Central Illinois pays comparatively inexpensive rates for energy (electricity and natural gas), driven by the abundance and lower production costs of coal, as well as the lack of a mandatory Renewable Portfolio Standard. In neighboring states, higher energy rates provide considerable incentives to move toward newer energy technologies. Given today’s restrictions on coal and environmental interests, coal will likely become the raw material of last resort for energy suppliers here and across America. But there is enthusiasm and hope when it comes to new technologies related to energy production.

Solar, wind, geothermal and battery-storage technologies have all improved in ways that few might have guessed just a few years ago—and they continue to advance in terms of the costs to produce, ability to install, efficiencies, product affordability and payback.

Moreover, the means to take the energy captured or produced at an owner’s site and integrate it into an electric system behind the meter—or entering into a power purchase agreement utilizing the larger distribution and transmission system—has likewise improved. This allows owners to utilize alternative technologies to generate energy at their sites or purchase renewable energy from off-site generation facilities and feed it directly into their building infrastructure, in tandem with the traditional energy transmission system.
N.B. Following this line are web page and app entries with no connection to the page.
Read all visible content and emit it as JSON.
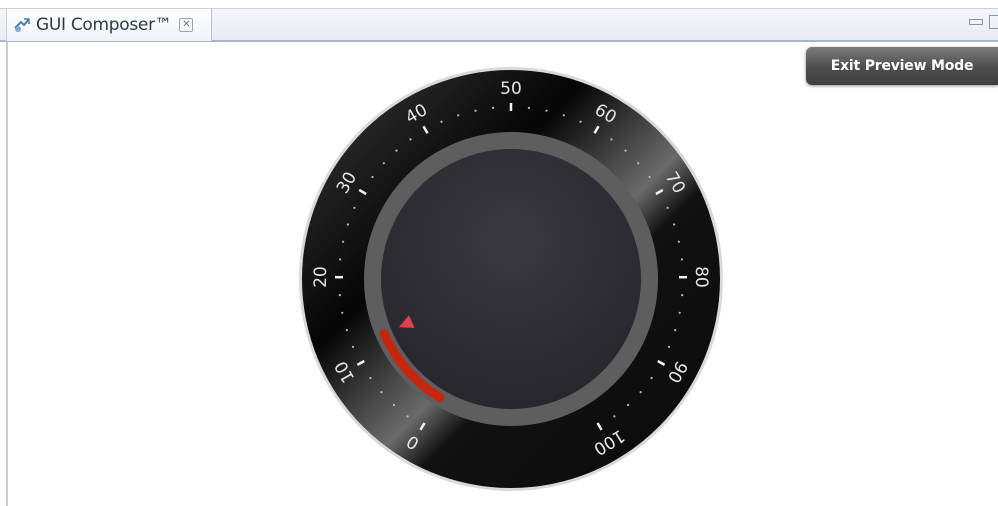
{
  "tab": {
    "title": "GUI Composer™",
    "icon": "gui-composer-icon",
    "close_icon": "close-icon"
  },
  "window_controls": {
    "minimize_icon": "minimize-icon",
    "maximize_icon": "maximize-icon"
  },
  "exit_button": {
    "label": "Exit Preview Mode"
  },
  "gauge": {
    "min": 0,
    "max": 100,
    "value": 12,
    "tick_labels": [
      "0",
      "10",
      "20",
      "30",
      "40",
      "50",
      "60",
      "70",
      "80",
      "90",
      "100"
    ],
    "colors": {
      "value_arc": "#c8250e",
      "indicator": "#e0404a",
      "bezel": "#0e0e0e",
      "face": "#2e2d33",
      "ring": "#5e5e5e"
    }
  }
}
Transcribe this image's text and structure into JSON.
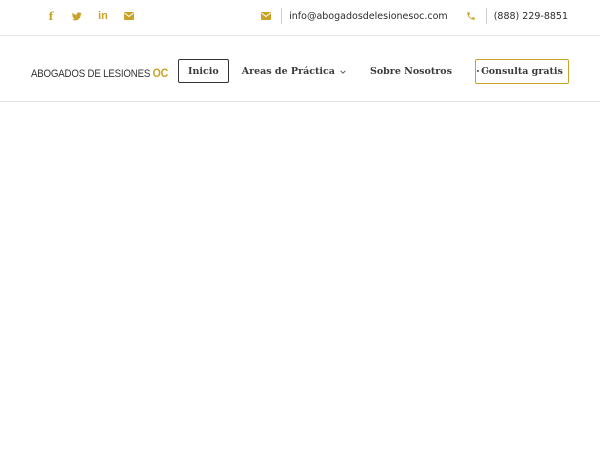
{
  "topbar": {
    "social": [
      {
        "name": "facebook",
        "icon": "facebook-icon",
        "glyph": "f"
      },
      {
        "name": "twitter",
        "icon": "twitter-icon",
        "glyph": ""
      },
      {
        "name": "linkedin",
        "icon": "linkedin-icon",
        "glyph": "in"
      },
      {
        "name": "email",
        "icon": "envelope-icon",
        "glyph": ""
      }
    ],
    "email": "info@abogadosdelesionesoc.com",
    "phone": "(888) 229-8851"
  },
  "logo": {
    "main": "ABOGADOS DE LESIONES",
    "accent": "OC"
  },
  "nav": {
    "items": [
      {
        "label": "Inicio",
        "active": true
      },
      {
        "label": "Areas de Práctica",
        "has_dropdown": true
      },
      {
        "label": "Sobre Nosotros"
      },
      {
        "label": "···"
      }
    ],
    "cta": "Consulta gratis"
  },
  "colors": {
    "accent": "#c9a227",
    "text": "#3a3a3a",
    "border": "#e3e3e3"
  }
}
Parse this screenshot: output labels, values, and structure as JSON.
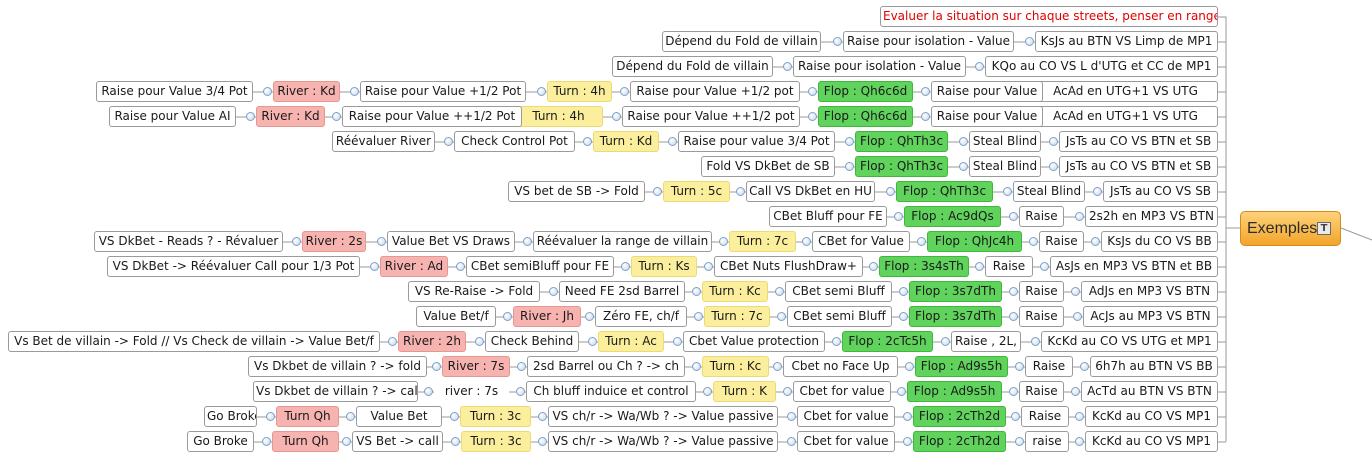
{
  "root": {
    "label": "Exemples",
    "icon": "note-icon"
  },
  "branches": [
    [
      "Evaluer la situation sur chaque streets, penser en range,"
    ],
    [
      "KsJs au BTN VS Limp de MP1",
      "Raise pour isolation - Value",
      "Dépend du Fold de villain"
    ],
    [
      "KQo au CO VS L d'UTG et CC de MP1",
      "Raise pour isolation - Value",
      "Dépend du Fold de villain"
    ],
    [
      "AcAd en UTG+1 VS UTG",
      "Raise pour Value",
      "Flop : Qh6c6d",
      "Raise pour Value +1/2 pot",
      "Turn : 4h",
      "Raise pour Value +1/2 Pot",
      "River : Kd",
      "Raise pour Value 3/4 Pot"
    ],
    [
      "AcAd en UTG+1 VS UTG",
      "Raise pour Value",
      "Flop : Qh6c6d",
      "Raise pour Value ++1/2 pot",
      "Turn : 4h",
      "Raise pour Value ++1/2 Pot",
      "River : Kd",
      "Raise pour Value AI"
    ],
    [
      "JsTs au CO VS BTN et SB",
      "Steal Blind",
      "Flop : QhTh3c",
      "Raise pour value 3/4 Pot",
      "Turn : Kd",
      "Check Control Pot",
      "Réévaluer River"
    ],
    [
      "JsTs au CO VS BTN et SB",
      "Steal Blind",
      "Flop : QhTh3c",
      "Fold VS DkBet de SB"
    ],
    [
      "JsTs au CO VS SB",
      "Steal Blind",
      "Flop : QhTh3c",
      "Call VS DkBet en HU",
      "Turn : 5c",
      "VS bet de SB -> Fold"
    ],
    [
      "2s2h en MP3 VS BTN",
      "Raise",
      "Flop : Ac9dQs",
      "CBet Bluff pour FE"
    ],
    [
      "KsJs du CO VS BB",
      "Raise",
      "Flop : QhJc4h",
      "CBet for Value",
      "Turn : 7c",
      "Réévaluer la range de villain",
      "Value Bet VS Draws",
      "River : 2s",
      "VS DkBet - Reads ? - Révaluer"
    ],
    [
      "AsJs en MP3 VS BTN et BB",
      "Raise",
      "Flop : 3s4sTh",
      "CBet Nuts FlushDraw+",
      "Turn : Ks",
      "CBet semiBluff pour FE",
      "River : Ad",
      "VS DkBet -> Réévaluer Call pour 1/3 Pot"
    ],
    [
      "AdJs en MP3 VS BTN",
      "Raise",
      "Flop : 3s7dTh",
      "CBet semi Bluff",
      "Turn : Kc",
      "Need FE 2sd Barrel",
      "VS Re-Raise -> Fold"
    ],
    [
      "AcJs au MP3 VS BTN",
      "Raise",
      "Flop : 3s7dTh",
      "CBet semi Bluff",
      "Turn : 7c",
      "Zéro FE, ch/f",
      "River : Jh",
      "Value Bet/f"
    ],
    [
      "KcKd au CO VS UTG et MP1",
      "Raise , 2L,",
      "Flop : 2cTc5h",
      "Cbet Value protection",
      "Turn : Ac",
      "Check Behind",
      "River : 2h",
      "Vs Bet de villain -> Fold  // Vs Check de villain -> Value Bet/f"
    ],
    [
      "6h7h au BTN VS BB",
      "Raise",
      "Flop : Ad9s5h",
      "Cbet no Face Up",
      "Turn : Kc",
      "2sd Barrel ou Ch ? -> ch",
      "River : 7s",
      "Vs Dkbet de villain ? -> fold"
    ],
    [
      "AcTd au BTN VS BTN",
      "Raise",
      "Flop : Ad9s5h",
      "Cbet for value",
      "Turn : K",
      "Ch bluff induice et control",
      "river : 7s",
      "Vs Dkbet de villain ? -> call"
    ],
    [
      "KcKd au CO VS MP1",
      "Raise",
      "Flop : 2cTh2d",
      "Cbet for value",
      "VS ch/r -> Wa/Wb ? -> Value passive",
      "Turn : 3c",
      "Value Bet",
      "Turn Qh",
      "Go Broke"
    ],
    [
      "KcKd au CO VS MP1",
      "raise",
      "Flop : 2cTh2d",
      "Cbet for value",
      "VS ch/r -> Wa/Wb ? -> Value passive",
      "Turn : 3c",
      "VS Bet -> call",
      "Turn Qh",
      "Go Broke"
    ]
  ],
  "colors": {
    "river": "#f6b3b0",
    "turn": "#fbef9d",
    "flop": "#5fd35c",
    "root": "#f3a52c",
    "connector": "#9a9a9a",
    "warning_text": "#e00000"
  }
}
These installations (solar, wind, et al.) can be financed over a number of years—and will continue to provide less expensive electric power for owners well beyond 20 years. The installed cost of solar, for example, has been dropping by seven to 12 percent each year for the last four years. This factor, coupled with numerous grants, rebates and other incentives, can provide payback periods of five to eight years or less on such systems. The efficiencies in energy production and reduction in energy costs can be further improved by taking advantage of numerous incentives from our local utility company for installing LED lighting, more energy-efficient HVAC systems, programmed thermostats, Energy Star appliances, and more.

To summarize: 1) on-site energy production technologies have become extremely efficient, functional and effective; 2) payback periods are getting shorter, while the reduction in energy costs is getting larger; and 3) there are many opportunities for financing from both private and public sources, including grants and rebates. Any business or organization that owns and operates buildings has a great opportunity to realize savings through these systems, with little to lose by exploring the options.

There are numerous examples of successful alternative-energy installations nearby, including: Farmington Central School District, Rankin Elementary School in Pekin, Children’s Discovery Museum in Normal, Elmwood High School and Fairbury’s Wastewater Treatment Facility. iBi

Steve Smith is Director of Business Development/Renewable Energy with Farnsworth Group, Inc.